So far, we've covered what the Navy, Army, Air Force, and Marines would probably like for Christmas, but we haven't forgotten the United States Coast Guard! This service undertakes a ton of missions, but doesn't always have the tools they need for the job. After all, the Coast Guard is responsible for securing coastline six times as long as the U.S.-Mexico border. So, let's see about getting the Coast Guard some goodies this Christmas.
7. At least three more Legend-class cutters...
The Coast Guard had 12 Hamilton-class high-endurance cutters. Right now, the plan is to replace them with nine Legend-class cutters, but as good as the Legend-class is, it can't be in two places at once.

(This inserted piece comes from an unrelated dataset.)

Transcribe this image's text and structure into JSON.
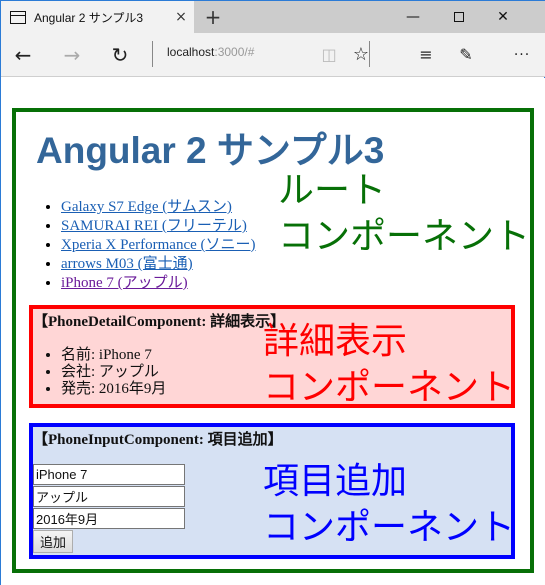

So, we think the Coast Guard needs to get at least three more.
The Coast Guard Cutter Bertholf steams off the coast of Oahu to perform training with an aircrew piloting an MH-65 Dolphin helicopter from Air Station Barbers Point, June 27, 2011. (U.S. Coast Guard photo by Petty Officer 3rd Class Anthony L. Soto)
6. Bring back the Guardian
The HU-25 Guardian was a superb asset for the Coast Guard. Essentially, it's a Dassault Falcon 20 business jet with the same APG-66 radar used by the F-16A Fighting Falcon and infrared sensors. It was very capable at hunting down drug smugglers and provided a sharp eye in the sky. It even saw "action," mapping the oil wells Saddam Hussein ordered set ablaze during Desert Storm. So, bringing back this jet is a must.
A HU-25 Guardian, which was equipped with the F-16A's APG-66 radar. (USCG photo)
5. V-22 Ospreys
The V-22 has been a game-changer for the Marines. We think the V-22 could handle a lot of the missions that Coast Guard MH-60 Jayhawks and MH-65 Dolphin helicopters do, while also handling cargo missions typical of the HC-27 and HC-144. Additionally, they could operate on Coast Guard cutters.
An MV-22 Osprey with Marine Medium Tiltrotor Squadron (VMM) 363 lands at Camp Wilson during Integrated Training Exercise (ITX) 3-17. (USMC photo by Lance Cpl. Becky L. Calhoun)
4. Freedom-class littoral combat ships
The Coast Guard plans to build 25 Heritage-class Offshore Patrol Cutters to replace 27 Reliance-class and Bear-class cutters. but what doesn't get mentioned much is a 2010 deployment by the littoral combat ship USS Freedom (LCS 1) to the Southern Command area of operations. In just 47 days, that ship made four drug busts and made two port visits. So, it's proven that this ship is useful to the Coast Guard — and all the R&D work is done.
The littoral combat ship USS Freedom (LCS 1) is underway conducting sea trials off the coast of Southern California. Freedom is the lead ship of the Freedom variant of LCS. (Photo by Mass Communication Specialist 1st Class James R. Evans)
3. A version of the HH-60W for SAR
Today, the Coast Guard has 44 MH-60T Jayhawks. With the HH-60W being purchased for the Air Force, now is a good time to boost numbers for the Coast Guard, too. Not only would this provide additional SAR assets, but it might help the Air Force knock down the price-per-unit a little.
Artist rendering of the Sikorsky HH-60W Combat Rescue Helicopter. (Image from Lockheed Martin)
2. New icebreakers
The Coast Guard's icebreaker fleet is down to three active vessels for the polar regions. One, the Polar-class icebreaker USCGC Polar Sea (WAGB 11), has been out of service since 2010 and is little more than a parts donor for her sister ship. New icebreakers are badly needed.
The Coast Guard icebreakers USCGC Polar Sea (WAGB 10) and USCGC Polar Star (WAGB 11) during a resupply mission to McMurdo Research Station. (USCG photo)
1. More personnel all around
The active-duty Coast Guard has just under 41,000 personnel to cover 12,383 miles of coastline. The New York Police Department has 51,399 employees to cover just under 305 square miles of New York City. Do you see the disparity? The Coast Guard should be at least twice its size in terms of personnel.
Petty Officer 2nd Class Robert Richey, a crewmember at Coast Guard Station Portsmouth Harbor, mans an M240B machine gun on the bow of a 47-foot Motor Lifeboat during a security escort into Portsmouth Harbor the morning of Thursday, Feb. 23, 2017. (U.S. Coast Guard photo by Petty Officer 3rd Class Andrew Barresi)
So, what do you think the Coast Guard needs to have a Merry Christmas?